WHAT THE TASK ASKS: Copy out all the entries shown below, exactly as they appear.

INPUT RECORDS Start Marker

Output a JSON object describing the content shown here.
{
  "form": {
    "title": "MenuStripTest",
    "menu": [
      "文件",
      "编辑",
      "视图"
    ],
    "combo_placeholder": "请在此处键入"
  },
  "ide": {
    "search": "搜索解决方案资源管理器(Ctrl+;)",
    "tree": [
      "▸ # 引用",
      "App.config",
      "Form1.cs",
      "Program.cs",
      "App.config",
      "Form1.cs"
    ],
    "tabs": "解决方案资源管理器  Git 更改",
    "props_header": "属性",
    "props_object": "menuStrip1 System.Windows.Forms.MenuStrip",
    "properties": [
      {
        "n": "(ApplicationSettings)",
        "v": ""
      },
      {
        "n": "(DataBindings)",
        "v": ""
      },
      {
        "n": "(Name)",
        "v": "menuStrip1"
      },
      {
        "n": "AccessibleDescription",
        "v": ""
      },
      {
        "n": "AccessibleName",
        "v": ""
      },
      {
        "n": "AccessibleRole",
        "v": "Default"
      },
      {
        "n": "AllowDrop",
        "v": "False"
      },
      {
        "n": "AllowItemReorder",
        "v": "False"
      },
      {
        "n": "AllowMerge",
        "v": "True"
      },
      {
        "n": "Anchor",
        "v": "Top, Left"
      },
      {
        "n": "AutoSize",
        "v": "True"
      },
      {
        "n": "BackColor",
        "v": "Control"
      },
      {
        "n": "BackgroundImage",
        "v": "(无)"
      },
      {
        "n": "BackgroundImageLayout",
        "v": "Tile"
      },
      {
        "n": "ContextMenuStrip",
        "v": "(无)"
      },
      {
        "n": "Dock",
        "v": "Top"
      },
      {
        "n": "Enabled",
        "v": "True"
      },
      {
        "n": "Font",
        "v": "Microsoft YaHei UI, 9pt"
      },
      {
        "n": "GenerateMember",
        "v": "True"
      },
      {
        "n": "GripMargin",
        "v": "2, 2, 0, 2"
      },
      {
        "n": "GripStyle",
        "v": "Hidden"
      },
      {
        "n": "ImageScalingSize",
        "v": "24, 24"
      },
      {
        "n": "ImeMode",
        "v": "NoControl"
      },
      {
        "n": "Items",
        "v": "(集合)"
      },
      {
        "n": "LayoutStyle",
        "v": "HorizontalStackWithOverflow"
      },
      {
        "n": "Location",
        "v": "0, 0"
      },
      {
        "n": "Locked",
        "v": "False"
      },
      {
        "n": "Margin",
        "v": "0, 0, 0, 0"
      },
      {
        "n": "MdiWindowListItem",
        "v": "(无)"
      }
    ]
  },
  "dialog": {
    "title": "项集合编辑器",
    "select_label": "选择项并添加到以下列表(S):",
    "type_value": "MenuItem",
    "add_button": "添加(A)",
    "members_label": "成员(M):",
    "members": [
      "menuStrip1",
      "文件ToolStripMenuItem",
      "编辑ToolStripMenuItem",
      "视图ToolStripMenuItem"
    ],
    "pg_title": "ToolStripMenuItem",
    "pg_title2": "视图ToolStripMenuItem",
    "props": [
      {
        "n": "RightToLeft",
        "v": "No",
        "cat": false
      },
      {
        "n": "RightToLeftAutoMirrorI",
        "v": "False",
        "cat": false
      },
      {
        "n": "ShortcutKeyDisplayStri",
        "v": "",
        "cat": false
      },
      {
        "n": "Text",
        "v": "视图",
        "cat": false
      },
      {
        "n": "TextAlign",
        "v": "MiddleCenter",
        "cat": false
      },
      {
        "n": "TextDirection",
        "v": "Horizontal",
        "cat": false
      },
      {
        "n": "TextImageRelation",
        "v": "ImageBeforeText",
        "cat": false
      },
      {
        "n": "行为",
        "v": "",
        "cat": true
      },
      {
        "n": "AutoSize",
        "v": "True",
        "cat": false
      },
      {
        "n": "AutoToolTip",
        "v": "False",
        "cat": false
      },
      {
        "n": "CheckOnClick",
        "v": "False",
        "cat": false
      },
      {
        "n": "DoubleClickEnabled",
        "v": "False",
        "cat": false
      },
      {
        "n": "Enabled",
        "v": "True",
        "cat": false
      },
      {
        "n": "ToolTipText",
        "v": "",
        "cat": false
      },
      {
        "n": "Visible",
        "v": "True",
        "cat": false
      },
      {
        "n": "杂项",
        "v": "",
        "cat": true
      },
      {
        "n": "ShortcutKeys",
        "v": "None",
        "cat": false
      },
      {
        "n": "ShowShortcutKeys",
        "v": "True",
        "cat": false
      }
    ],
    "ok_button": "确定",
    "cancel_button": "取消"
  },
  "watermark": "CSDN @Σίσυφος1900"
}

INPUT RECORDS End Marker

SOLUTION TO THIS TASK:
Output a JSON object describing the content shown here.
{
  "form": {
    "title": "MenuStripTest",
    "menu": [
      "文件",
      "编辑",
      "视图"
    ],
    "combo_placeholder": "请在此处键入"
  },
  "ide": {
    "search": "搜索解决方案资源管理器(Ctrl+;)",
    "tree": [
      "▸ # 引用",
      "App.config",
      "Form1.cs",
      "Program.cs",
      "App.config",
      "Form1.cs"
    ],
    "tabs": "解决方案资源管理器  Git 更改",
    "props_header": "属性",
    "props_object": "menuStrip1 System.Windows.Forms.MenuStrip",
    "properties": [
      {
        "n": "(ApplicationSettings)",
        "v": ""
      },
      {
        "n": "(DataBindings)",
        "v": ""
      },
      {
        "n": "(Name)",
        "v": "menuStrip1"
      },
      {
        "n": "AccessibleDescription",
        "v": ""
      },
      {
        "n": "AccessibleName",
        "v": ""
      },
      {
        "n": "AccessibleRole",
        "v": "Default"
      },
      {
        "n": "AllowDrop",
        "v": "False"
      },
      {
        "n": "AllowItemReorder",
        "v": "False"
      },
      {
        "n": "AllowMerge",
        "v": "True"
      },
      {
        "n": "Anchor",
        "v": "Top, Left"
      },
      {
        "n": "AutoSize",
        "v": "True"
      },
      {
        "n": "BackColor",
        "v": "Control"
      },
      {
        "n": "BackgroundImage",
        "v": "(无)"
      },
      {
        "n": "BackgroundImageLayout",
        "v": "Tile"
      },
      {
        "n": "ContextMenuStrip",
        "v": "(无)"
      },
      {
        "n": "Dock",
        "v": "Top"
      },
      {
        "n": "Enabled",
        "v": "True"
      },
      {
        "n": "Font",
        "v": "Microsoft YaHei UI, 9pt"
      },
      {
        "n": "GenerateMember",
        "v": "True"
      },
      {
        "n": "GripMargin",
        "v": "2, 2, 0, 2"
      },
      {
        "n": "GripStyle",
        "v": "Hidden"
      },
      {
        "n": "ImageScalingSize",
        "v": "24, 24"
      },
      {
        "n": "ImeMode",
        "v": "NoControl"
      },
      {
        "n": "Items",
        "v": "(集合)"
      },
      {
        "n": "LayoutStyle",
        "v": "HorizontalStackWithOverflow"
      },
      {
        "n": "Location",
        "v": "0, 0"
      },
      {
        "n": "Locked",
        "v": "False"
      },
      {
        "n": "Margin",
        "v": "0, 0, 0, 0"
      },
      {
        "n": "MdiWindowListItem",
        "v": "(无)"
      }
    ]
  },
  "dialog": {
    "title": "项集合编辑器",
    "select_label": "选择项并添加到以下列表(S):",
    "type_value": "MenuItem",
    "add_button": "添加(A)",
    "members_label": "成员(M):",
    "members": [
      "menuStrip1",
      "文件ToolStripMenuItem",
      "编辑ToolStripMenuItem",
      "视图ToolStripMenuItem"
    ],
    "pg_title": "ToolStripMenuItem",
    "pg_title2": "视图ToolStripMenuItem",
    "props": [
      {
        "n": "RightToLeft",
        "v": "No",
        "cat": false
      },
      {
        "n": "RightToLeftAutoMirrorI",
        "v": "False",
        "cat": false
      },
      {
        "n": "ShortcutKeyDisplayStri",
        "v": "",
        "cat": false
      },
      {
        "n": "Text",
        "v": "视图",
        "cat": false
      },
      {
        "n": "TextAlign",
        "v": "MiddleCenter",
        "cat": false
      },
      {
        "n": "TextDirection",
        "v": "Horizontal",
        "cat": false
      },
      {
        "n": "TextImageRelation",
        "v": "ImageBeforeText",
        "cat": false
      },
      {
        "n": "行为",
        "v": "",
        "cat": true
      },
      {
        "n": "AutoSize",
        "v": "True",
        "cat": false
      },
      {
        "n": "AutoToolTip",
        "v": "False",
        "cat": false
      },
      {
        "n": "CheckOnClick",
        "v": "False",
        "cat": false
      },
      {
        "n": "DoubleClickEnabled",
        "v": "False",
        "cat": false
      },
      {
        "n": "Enabled",
        "v": "True",
        "cat": false
      },
      {
        "n": "ToolTipText",
        "v": "",
        "cat": false
      },
      {
        "n": "Visible",
        "v": "True",
        "cat": false
      },
      {
        "n": "杂项",
        "v": "",
        "cat": true
      },
      {
        "n": "ShortcutKeys",
        "v": "None",
        "cat": false
      },
      {
        "n": "ShowShortcutKeys",
        "v": "True",
        "cat": false
      }
    ],
    "ok_button": "确定",
    "cancel_button": "取消"
  },
  "watermark": "CSDN @Σίσυφος1900"
}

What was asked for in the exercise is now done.